[Records from a collection]
>>>>>
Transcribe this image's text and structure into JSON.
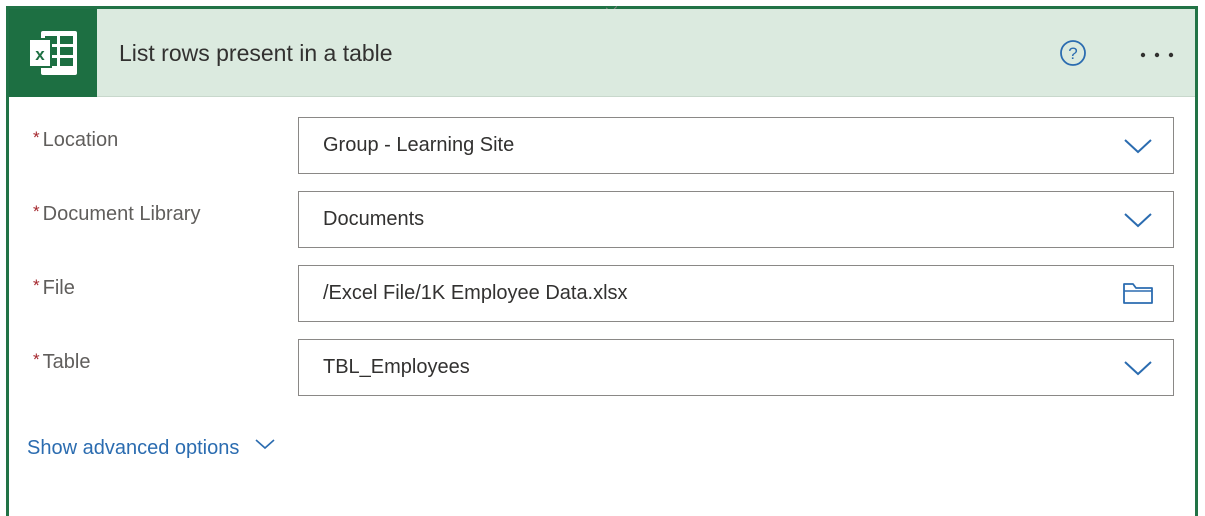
{
  "header": {
    "title": "List rows present in a table",
    "app_icon": "excel-icon",
    "help_icon": "help-circle-icon",
    "more_icon": "ellipsis-icon"
  },
  "fields": [
    {
      "label": "Location",
      "required": "*",
      "value": "Group - Learning Site",
      "icon": "chevron-down-icon"
    },
    {
      "label": "Document Library",
      "required": "*",
      "value": "Documents",
      "icon": "chevron-down-icon"
    },
    {
      "label": "File",
      "required": "*",
      "value": "/Excel File/1K Employee Data.xlsx",
      "icon": "folder-icon"
    },
    {
      "label": "Table",
      "required": "*",
      "value": "TBL_Employees",
      "icon": "chevron-down-icon"
    }
  ],
  "advanced": {
    "label": "Show advanced options",
    "icon": "chevron-down-icon"
  },
  "colors": {
    "accent": "#217346",
    "header_bg": "#dbeadf",
    "link": "#2b6cb0",
    "required": "#a4262c",
    "chevron": "#2b6cb0"
  }
}
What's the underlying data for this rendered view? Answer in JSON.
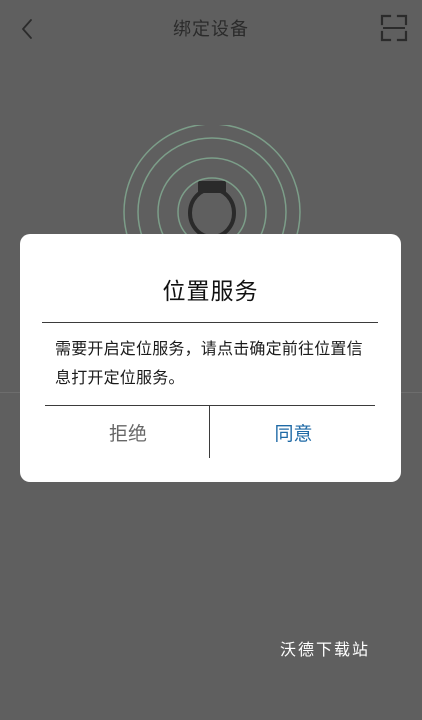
{
  "header": {
    "title": "绑定设备"
  },
  "icons": {
    "back": "chevron-left-icon",
    "scan": "scan-frame-icon"
  },
  "dialog": {
    "title": "位置服务",
    "message": "需要开启定位服务，请点击确定前往位置信息打开定位服务。",
    "buttons": {
      "reject": "拒绝",
      "agree": "同意"
    }
  },
  "watermark": "沃德下载站",
  "colors": {
    "overlay": "#5f5f5f",
    "dialog_bg": "#ffffff",
    "agree": "#1f6aa6",
    "reject": "#676767",
    "radar_rings": "#7c9e89"
  }
}
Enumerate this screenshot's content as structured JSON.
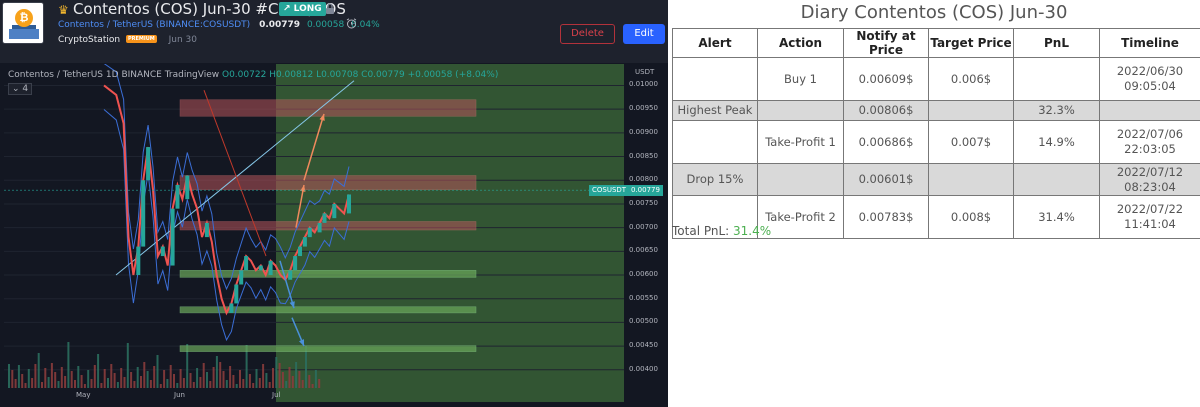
{
  "header": {
    "title": "Contentos (COS) Jun-30 #COS $COS",
    "badge": "↗ LONG",
    "pair_name": "Contentos / TetherUS",
    "exchange_symbol": "(BINANCE:COSUSDT)",
    "price": "0.00779",
    "change": "0.00058",
    "change_pct": "8.04%",
    "author": "CryptoStation",
    "author_badge": "PREMIUM",
    "date": "Jun 30",
    "delete_label": "Delete",
    "edit_label": "Edit"
  },
  "chart": {
    "symbol_line": "Contentos / TetherUS",
    "interval": "1D",
    "exchange": "BINANCE",
    "provider": "TradingView",
    "open": "O0.00722",
    "high": "H0.00812",
    "low": "L0.00708",
    "close": "C0.00779",
    "delta": "+0.00058 (+8.04%)",
    "indicator_count": "⌄ 4",
    "axis_unit": "USDT",
    "current_symbol": "COSUSDT",
    "current_price": "0.00779"
  },
  "chart_data": {
    "type": "line",
    "title": "Contentos / TetherUS 1D BINANCE",
    "ylabel": "USDT",
    "ylim": [
      0.0037,
      0.0102
    ],
    "y_ticks": [
      "0.01000",
      "0.00950",
      "0.00900",
      "0.00850",
      "0.00800",
      "0.00750",
      "0.00700",
      "0.00650",
      "0.00600",
      "0.00550",
      "0.00500",
      "0.00450",
      "0.00400"
    ],
    "x_ticks": [
      "May",
      "Jun",
      "Jul"
    ],
    "series": [
      {
        "x": [
          0,
          5,
          8,
          10,
          12,
          14,
          16,
          18,
          20,
          22,
          24,
          26,
          28,
          30,
          32,
          34,
          36,
          38,
          40,
          42,
          44,
          46,
          48,
          50,
          52,
          54,
          56,
          58,
          60,
          62,
          64,
          66,
          68,
          70,
          72,
          74,
          76,
          78,
          80,
          82,
          84,
          86,
          88,
          90,
          92,
          94,
          96,
          98,
          100
        ],
        "values": [
          0.01,
          0.0098,
          0.0092,
          0.0068,
          0.006,
          0.0066,
          0.008,
          0.0087,
          0.0078,
          0.0064,
          0.0066,
          0.0062,
          0.0074,
          0.0079,
          0.0076,
          0.0081,
          0.0077,
          0.0074,
          0.0068,
          0.0071,
          0.0067,
          0.006,
          0.0055,
          0.0052,
          0.0054,
          0.0058,
          0.0061,
          0.0064,
          0.0063,
          0.0061,
          0.0062,
          0.006,
          0.0063,
          0.0062,
          0.006,
          0.0059,
          0.0061,
          0.0064,
          0.0066,
          0.0068,
          0.007,
          0.0069,
          0.0071,
          0.0073,
          0.0072,
          0.0075,
          0.0074,
          0.0073,
          0.0077
        ]
      }
    ],
    "zones": [
      {
        "type": "resistance",
        "from": 0.00935,
        "to": 0.0097
      },
      {
        "type": "resistance",
        "from": 0.0078,
        "to": 0.0081
      },
      {
        "type": "resistance",
        "from": 0.00695,
        "to": 0.00713
      },
      {
        "type": "support",
        "from": 0.00595,
        "to": 0.0061
      },
      {
        "type": "support",
        "from": 0.0052,
        "to": 0.00533
      },
      {
        "type": "support",
        "from": 0.0044,
        "to": 0.00451
      }
    ],
    "current_price": 0.00779
  },
  "diary": {
    "title": "Diary Contentos (COS) Jun-30",
    "columns": [
      "Alert",
      "Action",
      "Notify at Price",
      "Target Price",
      "PnL",
      "Timeline"
    ],
    "rows": [
      {
        "alert": "",
        "action": "Buy 1",
        "notify": "0.00609$",
        "target": "0.006$",
        "pnl": "",
        "date": "2022/06/30",
        "time": "09:05:04",
        "gray": false
      },
      {
        "alert": "Highest Peak",
        "action": "",
        "notify": "0.00806$",
        "target": "",
        "pnl": "32.3%",
        "date": "",
        "time": "",
        "gray": true
      },
      {
        "alert": "",
        "action": "Take-Profit 1",
        "notify": "0.00686$",
        "target": "0.007$",
        "pnl": "14.9%",
        "date": "2022/07/06",
        "time": "22:03:05",
        "gray": false
      },
      {
        "alert": "Drop 15%",
        "action": "",
        "notify": "0.00601$",
        "target": "",
        "pnl": "",
        "date": "2022/07/12",
        "time": "08:23:04",
        "gray": true
      },
      {
        "alert": "",
        "action": "Take-Profit 2",
        "notify": "0.00783$",
        "target": "0.008$",
        "pnl": "31.4%",
        "date": "2022/07/22",
        "time": "11:41:04",
        "gray": false
      }
    ],
    "total_label": "Total PnL:",
    "total_value": "31.4%"
  },
  "colors": {
    "bg_dark": "#131722",
    "up": "#26a69a",
    "down": "#ef5350",
    "accent": "#2962ff",
    "pnl_green": "#4caf50"
  }
}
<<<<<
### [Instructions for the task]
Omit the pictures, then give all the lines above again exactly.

### [Answer to the problem]
Transcribe this image's text and structure into JSON.
{
  "header": {
    "title": "List rows present in a table",
    "app_icon": "excel-icon",
    "help_icon": "help-circle-icon",
    "more_icon": "ellipsis-icon"
  },
  "fields": [
    {
      "label": "Location",
      "required": "*",
      "value": "Group - Learning Site",
      "icon": "chevron-down-icon"
    },
    {
      "label": "Document Library",
      "required": "*",
      "value": "Documents",
      "icon": "chevron-down-icon"
    },
    {
      "label": "File",
      "required": "*",
      "value": "/Excel File/1K Employee Data.xlsx",
      "icon": "folder-icon"
    },
    {
      "label": "Table",
      "required": "*",
      "value": "TBL_Employees",
      "icon": "chevron-down-icon"
    }
  ],
  "advanced": {
    "label": "Show advanced options",
    "icon": "chevron-down-icon"
  },
  "colors": {
    "accent": "#217346",
    "header_bg": "#dbeadf",
    "link": "#2b6cb0",
    "required": "#a4262c",
    "chevron": "#2b6cb0"
  }
}
What's the underlying data for this rendered view? Answer in JSON.
{
  "header": {
    "title": "绑定设备"
  },
  "icons": {
    "back": "chevron-left-icon",
    "scan": "scan-frame-icon"
  },
  "dialog": {
    "title": "位置服务",
    "message": "需要开启定位服务，请点击确定前往位置信息打开定位服务。",
    "buttons": {
      "reject": "拒绝",
      "agree": "同意"
    }
  },
  "watermark": "沃德下载站",
  "colors": {
    "overlay": "#5f5f5f",
    "dialog_bg": "#ffffff",
    "agree": "#1f6aa6",
    "reject": "#676767",
    "radar_rings": "#7c9e89"
  }
}
Enumerate this screenshot's content as structured JSON.
{
  "header": {
    "title": "Contentos (COS) Jun-30 #COS $COS",
    "badge": "↗ LONG",
    "pair_name": "Contentos / TetherUS",
    "exchange_symbol": "(BINANCE:COSUSDT)",
    "price": "0.00779",
    "change": "0.00058",
    "change_pct": "8.04%",
    "author": "CryptoStation",
    "author_badge": "PREMIUM",
    "date": "Jun 30",
    "delete_label": "Delete",
    "edit_label": "Edit"
  },
  "chart": {
    "symbol_line": "Contentos / TetherUS",
    "interval": "1D",
    "exchange": "BINANCE",
    "provider": "TradingView",
    "open": "O0.00722",
    "high": "H0.00812",
    "low": "L0.00708",
    "close": "C0.00779",
    "delta": "+0.00058 (+8.04%)",
    "indicator_count": "⌄ 4",
    "axis_unit": "USDT",
    "current_symbol": "COSUSDT",
    "current_price": "0.00779"
  },
  "chart_data": {
    "type": "line",
    "title": "Contentos / TetherUS 1D BINANCE",
    "ylabel": "USDT",
    "ylim": [
      0.0037,
      0.0102
    ],
    "y_ticks": [
      "0.01000",
      "0.00950",
      "0.00900",
      "0.00850",
      "0.00800",
      "0.00750",
      "0.00700",
      "0.00650",
      "0.00600",
      "0.00550",
      "0.00500",
      "0.00450",
      "0.00400"
    ],
    "x_ticks": [
      "May",
      "Jun",
      "Jul"
    ],
    "series": [
      {
        "x": [
          0,
          5,
          8,
          10,
          12,
          14,
          16,
          18,
          20,
          22,
          24,
          26,
          28,
          30,
          32,
          34,
          36,
          38,
          40,
          42,
          44,
          46,
          48,
          50,
          52,
          54,
          56,
          58,
          60,
          62,
          64,
          66,
          68,
          70,
          72,
          74,
          76,
          78,
          80,
          82,
          84,
          86,
          88,
          90,
          92,
          94,
          96,
          98,
          100
        ],
        "values": [
          0.01,
          0.0098,
          0.0092,
          0.0068,
          0.006,
          0.0066,
          0.008,
          0.0087,
          0.0078,
          0.0064,
          0.0066,
          0.0062,
          0.0074,
          0.0079,
          0.0076,
          0.0081,
          0.0077,
          0.0074,
          0.0068,
          0.0071,
          0.0067,
          0.006,
          0.0055,
          0.0052,
          0.0054,
          0.0058,
          0.0061,
          0.0064,
          0.0063,
          0.0061,
          0.0062,
          0.006,
          0.0063,
          0.0062,
          0.006,
          0.0059,
          0.0061,
          0.0064,
          0.0066,
          0.0068,
          0.007,
          0.0069,
          0.0071,
          0.0073,
          0.0072,
          0.0075,
          0.0074,
          0.0073,
          0.0077
        ]
      }
    ],
    "zones": [
      {
        "type": "resistance",
        "from": 0.00935,
        "to": 0.0097
      },
      {
        "type": "resistance",
        "from": 0.0078,
        "to": 0.0081
      },
      {
        "type": "resistance",
        "from": 0.00695,
        "to": 0.00713
      },
      {
        "type": "support",
        "from": 0.00595,
        "to": 0.0061
      },
      {
        "type": "support",
        "from": 0.0052,
        "to": 0.00533
      },
      {
        "type": "support",
        "from": 0.0044,
        "to": 0.00451
      }
    ],
    "current_price": 0.00779
  },
  "diary": {
    "title": "Diary Contentos (COS) Jun-30",
    "columns": [
      "Alert",
      "Action",
      "Notify at Price",
      "Target Price",
      "PnL",
      "Timeline"
    ],
    "rows": [
      {
        "alert": "",
        "action": "Buy 1",
        "notify": "0.00609$",
        "target": "0.006$",
        "pnl": "",
        "date": "2022/06/30",
        "time": "09:05:04",
        "gray": false
      },
      {
        "alert": "Highest Peak",
        "action": "",
        "notify": "0.00806$",
        "target": "",
        "pnl": "32.3%",
        "date": "",
        "time": "",
        "gray": true
      },
      {
        "alert": "",
        "action": "Take-Profit 1",
        "notify": "0.00686$",
        "target": "0.007$",
        "pnl": "14.9%",
        "date": "2022/07/06",
        "time": "22:03:05",
        "gray": false
      },
      {
        "alert": "Drop 15%",
        "action": "",
        "notify": "0.00601$",
        "target": "",
        "pnl": "",
        "date": "2022/07/12",
        "time": "08:23:04",
        "gray": true
      },
      {
        "alert": "",
        "action": "Take-Profit 2",
        "notify": "0.00783$",
        "target": "0.008$",
        "pnl": "31.4%",
        "date": "2022/07/22",
        "time": "11:41:04",
        "gray": false
      }
    ],
    "total_label": "Total PnL:",
    "total_value": "31.4%"
  },
  "colors": {
    "bg_dark": "#131722",
    "up": "#26a69a",
    "down": "#ef5350",
    "accent": "#2962ff",
    "pnl_green": "#4caf50"
  }
}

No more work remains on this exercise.